And then, of course, Mumford & Sons took Album of the Year for Babel. I’m neither surprised nor terribly upset about the turn-out. I like the album just fine—I even gave it a 7 when it came out last fall—but for a category that has recently championed releases showing the best of what the album format still has to offer, Babel feels like a distinct step backwards. Frank Ocean’s album only has a few truly great songs, but it absolutely comes alive when heard as a cohesive unit, its transitions, interlude tracks and meandering song structures coalescing into something that is both rewarding and disorienting; fun.’s Some Nights, while it has a very noticeable weak point, is more or less a master-class in album sequencing, building to one of the most cathartic and over-sized finales of any album that came out last year; and Jack White’s record is meandering as well, but it hits so many different styles, so many benchmarks of rock ‘n’ roll history, that it’s difficult not to respect it as a throwback to how people used to make albums. Mumford & Sons are easily likable, but also extremely limited. Their album feels like a marathon at just 52 minutes and 12 tracks, and that’s because most of the songs on it are very sonically similar.
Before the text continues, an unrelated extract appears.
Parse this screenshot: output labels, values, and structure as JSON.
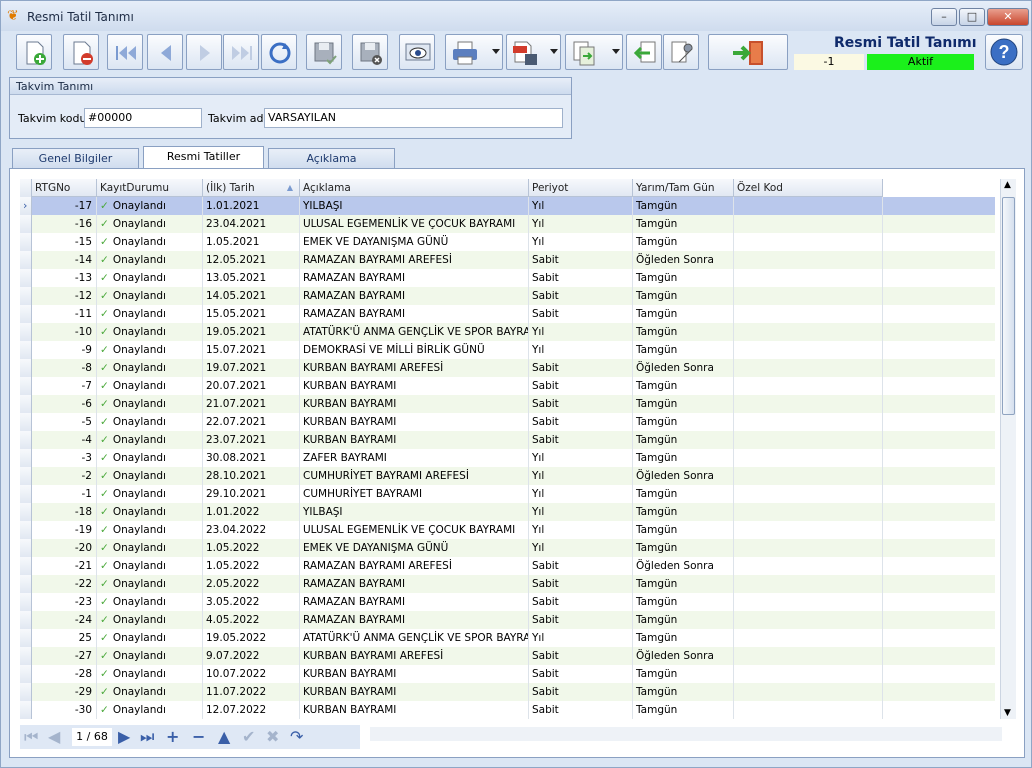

So while “I Will Wait” is a great radio single, hearing it 12 times in a row does not a great album make.
And that, I guess, is the root of the problem, because Babel is not a great album. Then again though, Grammy has a history of giving this prize to safe releases over genre-defining classics. Some of the most universally influential artists of all time, including, but not limited to Bruce Springsteen, The Rolling Stones, The Beach Boys, Van Morrison, Led Zeppelin, The Clash, Marvin Gaye, Tom Waits, Nirvana, Kanye West, Radiohead, R.E.M., The Velvet Underground, David Bowie, Johnny Cash, Jimi Hendrix, Pink Floyd and yes, The Band, have never won the award. (Springsteen somehow lost for Born in the U.S.A. one of the most popular albums in the history of recorded music.) And even The Beatles and Bob Dylan, widely regarded as the two greatest artists in rock ‘n’ roll history, only won the once. As a result, the history of the Album of the Year category reads like a bizarre mix of albums still loved in all circles (Michael Jackson’s Thriller, U2’s The Joshua Tree, Fleetwood Mac’s Rumours) and albums that no one really cares about anymore (Santana’s Supernatural, Lional Richie’s Can’t Slow Down, Christopher Cross’s Self-Titled, etc.) Soundtracks, live albums and compilations further dilute the category, to a point where it’s hard to even see the qualities the voting body looks for in a full-length release. Is it about the popularity of singles? Is it about sales? Is it about sheer track-by-track quality? Or is it about some other quality that I can’t see? Because no matter how I look at this year’s slate of nominees (along with albums that were unfairly left off it), I can’t figure out how Mumford & Sons’ Babel rose to the top.